**WHAT IS EXPECTED**
Below are the records; count the lines in which "page" occurs and report only that number.

**STORED DATA**
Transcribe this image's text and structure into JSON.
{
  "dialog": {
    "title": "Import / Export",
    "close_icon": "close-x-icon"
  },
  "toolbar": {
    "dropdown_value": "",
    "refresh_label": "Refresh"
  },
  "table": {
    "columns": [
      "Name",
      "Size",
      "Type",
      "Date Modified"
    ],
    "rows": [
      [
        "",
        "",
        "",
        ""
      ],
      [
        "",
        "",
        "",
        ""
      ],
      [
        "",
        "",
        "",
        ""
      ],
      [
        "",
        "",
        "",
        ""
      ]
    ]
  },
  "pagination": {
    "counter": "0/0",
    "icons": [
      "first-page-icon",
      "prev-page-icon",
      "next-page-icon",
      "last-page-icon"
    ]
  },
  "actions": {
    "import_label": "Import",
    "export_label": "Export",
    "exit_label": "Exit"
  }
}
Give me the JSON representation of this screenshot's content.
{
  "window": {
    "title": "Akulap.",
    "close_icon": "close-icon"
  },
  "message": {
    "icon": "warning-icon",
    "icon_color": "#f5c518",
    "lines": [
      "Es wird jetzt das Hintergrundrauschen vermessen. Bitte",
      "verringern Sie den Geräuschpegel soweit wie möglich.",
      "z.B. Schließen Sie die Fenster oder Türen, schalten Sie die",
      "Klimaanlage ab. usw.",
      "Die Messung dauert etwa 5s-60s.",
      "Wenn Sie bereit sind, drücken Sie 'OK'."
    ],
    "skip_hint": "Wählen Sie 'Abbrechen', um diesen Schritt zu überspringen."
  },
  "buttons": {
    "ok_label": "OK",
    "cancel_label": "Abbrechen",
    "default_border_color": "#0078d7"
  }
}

**OUTPUT FOR THIS EXERCISE**
4